[[ DATA, beginning ]]
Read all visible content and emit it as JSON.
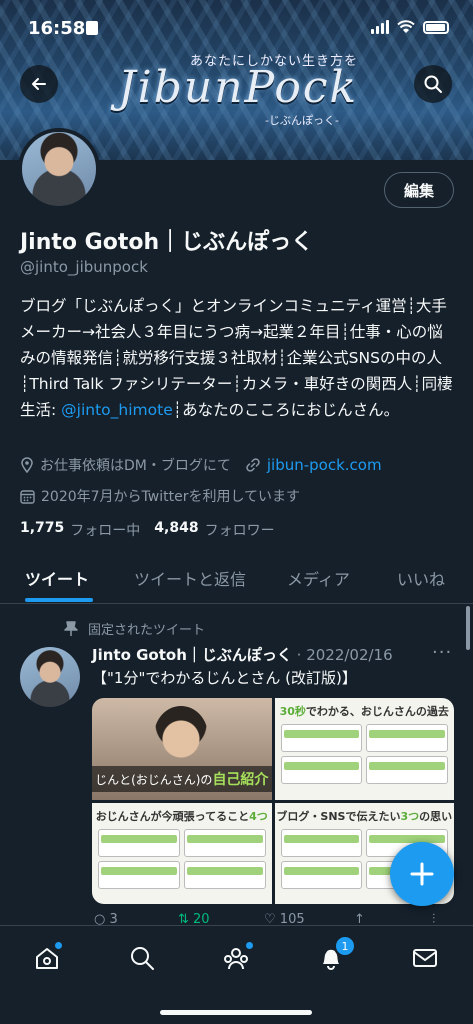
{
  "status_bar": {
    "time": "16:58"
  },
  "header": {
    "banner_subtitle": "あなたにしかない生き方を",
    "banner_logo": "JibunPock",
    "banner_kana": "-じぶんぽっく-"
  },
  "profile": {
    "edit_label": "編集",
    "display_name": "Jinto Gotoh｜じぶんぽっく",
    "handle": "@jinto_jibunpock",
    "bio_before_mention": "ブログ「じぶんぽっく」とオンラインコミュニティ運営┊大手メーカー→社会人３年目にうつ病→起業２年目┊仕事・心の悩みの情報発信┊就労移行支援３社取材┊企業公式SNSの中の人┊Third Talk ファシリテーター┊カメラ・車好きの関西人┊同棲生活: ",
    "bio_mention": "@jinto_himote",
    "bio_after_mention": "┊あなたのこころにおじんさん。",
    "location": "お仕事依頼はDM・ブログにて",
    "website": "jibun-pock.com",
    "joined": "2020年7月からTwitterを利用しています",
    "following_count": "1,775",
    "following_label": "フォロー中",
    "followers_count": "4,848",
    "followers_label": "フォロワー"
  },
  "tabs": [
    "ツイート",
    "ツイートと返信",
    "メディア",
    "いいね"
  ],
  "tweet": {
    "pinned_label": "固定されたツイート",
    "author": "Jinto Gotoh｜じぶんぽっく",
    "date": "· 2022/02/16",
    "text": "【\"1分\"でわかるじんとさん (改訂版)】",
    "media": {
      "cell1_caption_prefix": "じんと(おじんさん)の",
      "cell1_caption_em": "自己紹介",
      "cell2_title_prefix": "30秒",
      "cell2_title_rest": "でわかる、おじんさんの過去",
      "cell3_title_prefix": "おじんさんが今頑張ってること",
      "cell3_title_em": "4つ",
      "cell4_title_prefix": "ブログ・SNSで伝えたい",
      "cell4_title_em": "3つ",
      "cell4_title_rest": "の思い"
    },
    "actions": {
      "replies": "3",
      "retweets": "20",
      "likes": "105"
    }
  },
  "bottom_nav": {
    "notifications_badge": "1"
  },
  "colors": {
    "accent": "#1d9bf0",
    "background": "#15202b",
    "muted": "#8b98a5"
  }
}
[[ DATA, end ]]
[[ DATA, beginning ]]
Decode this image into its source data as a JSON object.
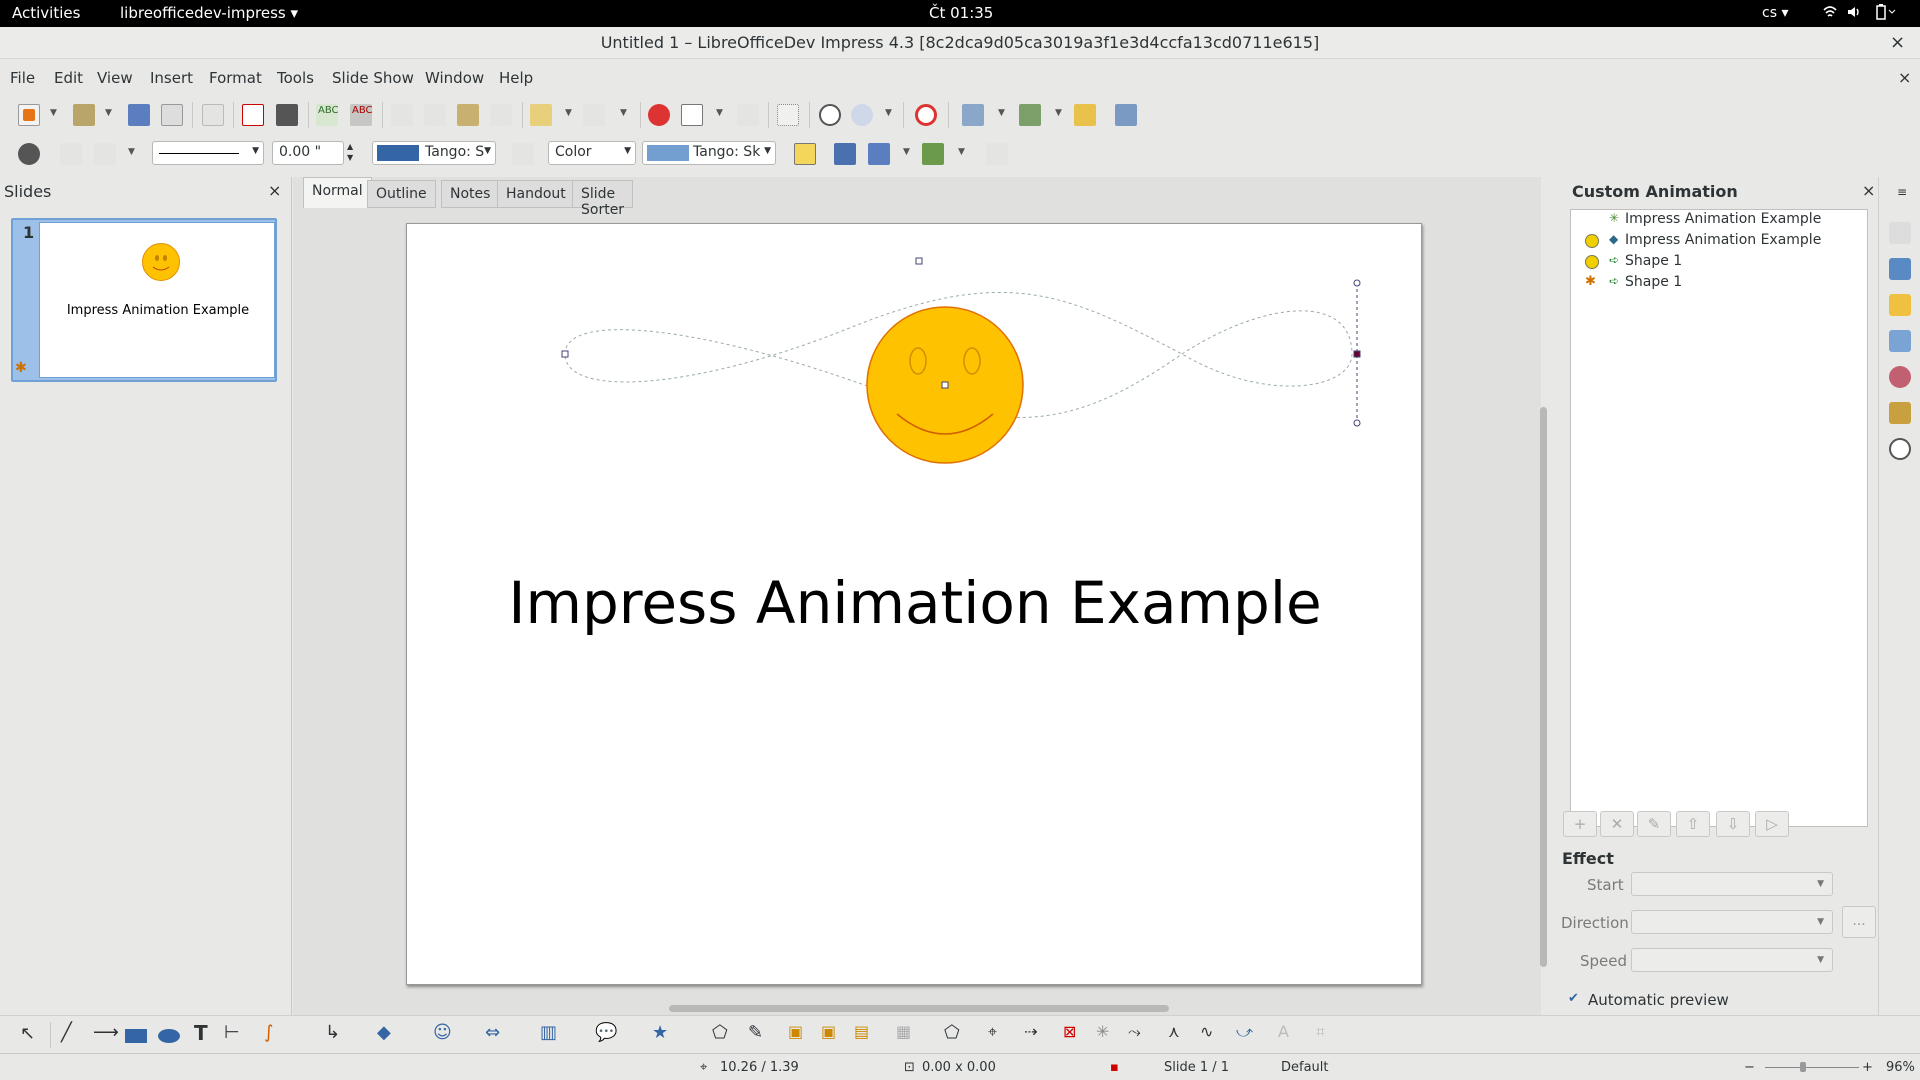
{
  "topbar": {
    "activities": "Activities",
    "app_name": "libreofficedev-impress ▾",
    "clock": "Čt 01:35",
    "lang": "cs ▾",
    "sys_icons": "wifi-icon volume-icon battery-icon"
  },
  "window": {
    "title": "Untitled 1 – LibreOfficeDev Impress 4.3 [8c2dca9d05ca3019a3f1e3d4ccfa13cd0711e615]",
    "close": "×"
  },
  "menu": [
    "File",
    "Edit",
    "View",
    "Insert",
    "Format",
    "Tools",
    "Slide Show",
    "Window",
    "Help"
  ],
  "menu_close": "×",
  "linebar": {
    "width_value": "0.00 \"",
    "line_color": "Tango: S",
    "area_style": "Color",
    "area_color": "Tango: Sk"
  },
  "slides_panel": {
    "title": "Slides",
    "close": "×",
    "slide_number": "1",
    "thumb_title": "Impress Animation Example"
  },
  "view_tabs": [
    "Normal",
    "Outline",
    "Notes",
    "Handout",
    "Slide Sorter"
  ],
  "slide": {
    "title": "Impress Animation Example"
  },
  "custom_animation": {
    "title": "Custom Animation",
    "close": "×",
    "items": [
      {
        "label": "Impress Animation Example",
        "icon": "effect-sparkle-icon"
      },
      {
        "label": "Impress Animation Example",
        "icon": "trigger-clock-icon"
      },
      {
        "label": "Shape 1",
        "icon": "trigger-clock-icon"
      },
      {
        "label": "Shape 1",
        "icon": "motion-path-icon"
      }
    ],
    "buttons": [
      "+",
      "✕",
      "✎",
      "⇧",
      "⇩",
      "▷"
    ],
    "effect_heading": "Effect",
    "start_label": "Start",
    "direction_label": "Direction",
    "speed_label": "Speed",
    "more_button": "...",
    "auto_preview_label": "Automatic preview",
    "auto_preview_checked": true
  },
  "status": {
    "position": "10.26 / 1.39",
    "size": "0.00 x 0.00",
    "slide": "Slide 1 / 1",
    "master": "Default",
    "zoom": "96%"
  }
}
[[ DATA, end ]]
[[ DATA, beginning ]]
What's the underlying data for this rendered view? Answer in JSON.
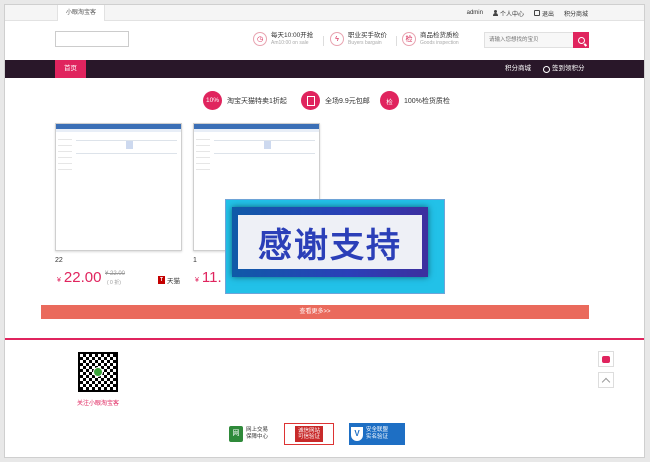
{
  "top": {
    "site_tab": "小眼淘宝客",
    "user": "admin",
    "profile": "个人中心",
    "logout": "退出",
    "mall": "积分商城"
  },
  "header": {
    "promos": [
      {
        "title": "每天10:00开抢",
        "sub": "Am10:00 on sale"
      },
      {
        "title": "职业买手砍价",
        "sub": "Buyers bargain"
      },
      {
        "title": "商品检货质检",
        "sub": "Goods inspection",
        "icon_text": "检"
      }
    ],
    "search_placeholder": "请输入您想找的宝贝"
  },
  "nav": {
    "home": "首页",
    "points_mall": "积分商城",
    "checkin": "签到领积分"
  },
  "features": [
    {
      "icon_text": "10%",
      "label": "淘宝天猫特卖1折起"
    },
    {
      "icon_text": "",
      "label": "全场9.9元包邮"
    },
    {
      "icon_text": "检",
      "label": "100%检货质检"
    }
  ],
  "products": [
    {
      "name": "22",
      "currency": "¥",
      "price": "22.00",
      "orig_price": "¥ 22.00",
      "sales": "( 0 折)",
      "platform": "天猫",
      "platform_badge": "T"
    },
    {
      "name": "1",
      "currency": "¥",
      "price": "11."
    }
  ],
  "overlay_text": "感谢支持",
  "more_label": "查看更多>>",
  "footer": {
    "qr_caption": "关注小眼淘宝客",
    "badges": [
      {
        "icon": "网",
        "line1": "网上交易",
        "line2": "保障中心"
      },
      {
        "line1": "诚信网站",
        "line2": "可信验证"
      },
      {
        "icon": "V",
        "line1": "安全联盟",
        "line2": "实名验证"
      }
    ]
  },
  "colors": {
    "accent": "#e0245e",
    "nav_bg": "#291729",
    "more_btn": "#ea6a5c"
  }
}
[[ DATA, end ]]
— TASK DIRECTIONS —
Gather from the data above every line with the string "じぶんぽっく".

— WRITTEN REPLY —
    "banner_kana": "-じぶんぽっく-"
    "display_name": "Jinto Gotoh｜じぶんぽっく",
    "bio_before_mention": "ブログ「じぶんぽっく」とオンラインコミュニティ運営┊大手メーカー→社会人３年目にうつ病→起業２年目┊仕事・心の悩みの情報発信┊就労移行支援３社取材┊企業公式SNSの中の人┊Third Talk ファシリテーター┊カメラ・車好きの関西人┊同棲生活: ",
    "author": "Jinto Gotoh｜じぶんぽっく",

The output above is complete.